For all the negative publicity and social media outrage, Abercrombie & Fitch (ANF) has endured over the past month, the stock of the trendy retailer remained resilient, gaining nearly 20% at a time when the stock market barely inched forward. But that all came to a screeching halt this morning, after the Ohio-based chain posted its most disappointing earnings report in a decade.
Officially, Abercrombie lost $0.09 per share in the first quarter, on a 17% plunge in same store sales. That ''negative surprise" is about 80% less than the $0.05 loss expected on the bottom line, and ten full percentage points worse than the modest 7% comparable revenue slump projected by analysts.

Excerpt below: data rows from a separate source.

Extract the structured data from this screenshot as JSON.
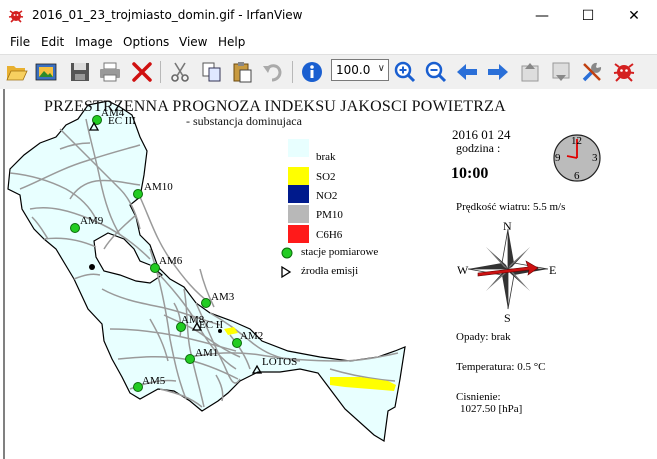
{
  "window": {
    "title": "2016_01_23_trojmiasto_domin.gif - IrfanView",
    "minimize_glyph": "—",
    "maximize_glyph": "☐",
    "close_glyph": "✕",
    "app_icon": "irfanview-cat-icon"
  },
  "menu": {
    "items": [
      "File",
      "Edit",
      "Image",
      "Options",
      "View",
      "Help"
    ]
  },
  "toolbar": {
    "zoom_value": "100.0",
    "zoom_arrow": "∨",
    "icons": [
      "open-folder-icon",
      "slideshow-icon",
      "save-icon",
      "print-icon",
      "delete-icon",
      "cut-icon",
      "copy-icon",
      "paste-icon",
      "undo-icon",
      "info-icon",
      "zoom-in-icon",
      "zoom-out-icon",
      "previous-icon",
      "next-icon",
      "page-up-icon",
      "page-down-icon",
      "settings-icon",
      "irfanview-cat-icon"
    ]
  },
  "map": {
    "title": "PRZESTRZENNA PROGNOZA INDEKSU JAKOSCI POWIETRZA",
    "subtitle": "- substancja dominujaca",
    "date": "2016 01 24",
    "hour_label": "godzina :",
    "hour_value": "10:00",
    "clock_numbers": [
      "12",
      "3",
      "6",
      "9"
    ],
    "wind": "Prędkość wiatru: 5.5 m/s",
    "compass": [
      "N",
      "E",
      "S",
      "W"
    ],
    "precip": "Opady: brak",
    "temperature": "Temperatura: 0.5 °C",
    "pressure_label": "Cisnienie:",
    "pressure_value": "1027.50 [hPa]",
    "legend": [
      {
        "label": "brak",
        "color": "#e8ffff"
      },
      {
        "label": "SO2",
        "color": "#ffff00"
      },
      {
        "label": "NO2",
        "color": "#001a8c"
      },
      {
        "label": "PM10",
        "color": "#b8b8b8"
      },
      {
        "label": "C6H6",
        "color": "#ff1a1a"
      }
    ],
    "legend_stations": "stacje pomiarowe",
    "legend_sources": "źrodła emisji",
    "stations": [
      "AM4",
      "AM10",
      "AM9",
      "AM6",
      "AM3",
      "AM8",
      "AM2",
      "AM1",
      "AM5"
    ],
    "sources": [
      "EC III",
      "EC II",
      "LOTOS"
    ]
  }
}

As my co-host Jeff Macke and I discuss in the attached video, it's hardly the first time this historically volatile brand has stumbled, but it certainly is the most dramatic. And when taken in context of the recent backlash CEO Mike Jeffries has faced, at the very least, it begs the question whether teen anger has morphed into a legitimate Wall Street revolt.

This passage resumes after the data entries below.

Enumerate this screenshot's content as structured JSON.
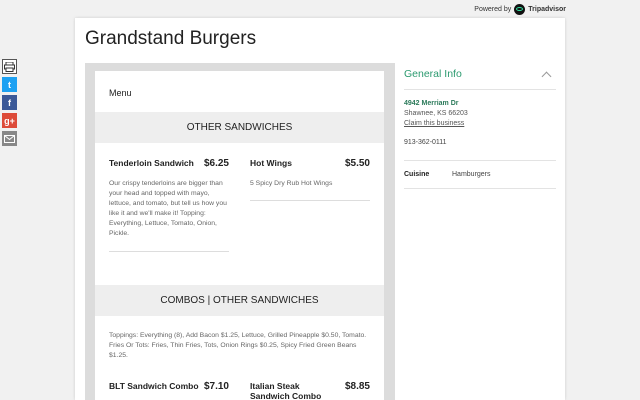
{
  "header": {
    "powered_by": "Powered by",
    "brand": "Tripadvisor"
  },
  "share": {
    "twitter_glyph": "t",
    "facebook_glyph": "f",
    "googleplus_glyph": "g+"
  },
  "restaurant": {
    "name": "Grandstand Burgers"
  },
  "menu": {
    "label": "Menu",
    "sections": [
      {
        "title": "OTHER SANDWICHES",
        "items": [
          {
            "name": "Tenderloin Sandwich",
            "price": "$6.25",
            "description": "Our crispy tenderloins are bigger than your head and topped with mayo, lettuce, and tomato, but tell us how you like it and we'll make it! Topping: Everything, Lettuce, Tomato, Onion, Pickle."
          },
          {
            "name": "Hot Wings",
            "price": "$5.50",
            "description": "5 Spicy Dry Rub Hot Wings"
          }
        ]
      },
      {
        "title": "COMBOS | OTHER SANDWICHES",
        "notes": "Toppings: Everything (8), Add Bacon $1.25, Lettuce, Grilled Pineapple $0.50, Tomato. Fries Or Tots: Fries, Thin Fries, Tots, Onion Rings $0.25, Spicy Fried Green Beans $1.25.",
        "items": [
          {
            "name": "BLT Sandwich Combo",
            "price": "$7.10"
          },
          {
            "name": "Italian Steak Sandwich Combo",
            "price": "$8.85"
          }
        ]
      }
    ]
  },
  "info": {
    "title": "General Info",
    "address_line1": "4942 Merriam Dr",
    "address_line2": "Shawnee, KS 66203",
    "claim_link": "Claim this business",
    "phone": "913-362-0111",
    "cuisine_label": "Cuisine",
    "cuisine_value": "Hamburgers"
  },
  "colors": {
    "accent": "#2b9a6f",
    "section_bg": "#eeeeee",
    "frame_bg": "#dcdcdc"
  }
}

"The only thing that's changed since (those comments were made in 2006) is that the CEO has had about five face lifts and maybe 10,000 Botox injections," Macke declares. "The truth is, this is the same company that it's always been."
To be fair, the company's press release blames the quarter's weakness on "inventory shortage issues," a cardinal sin in retail where modest overstocking is standard operating procedure. Of course, this excuse brings with it its own set of ridicule for it is Abercrombie's own inventory policies that have brought it under fire. Specifically, that it doesn't stock XL or XXL sized clothing so as not to sully the aspirational image that the brand supposedly stands for.

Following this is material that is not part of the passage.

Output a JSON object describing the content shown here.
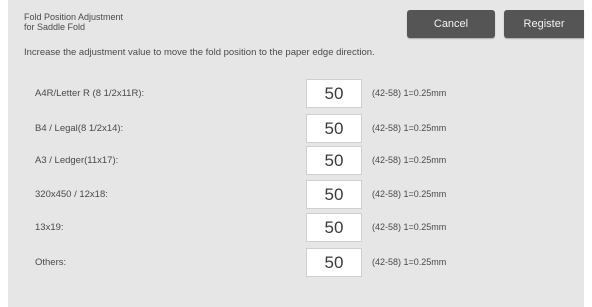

Only time will tell if Jefferies is able to right the ship once again, or if this time, maybe it is actually different and this nascent brand rejection is gaining momentum.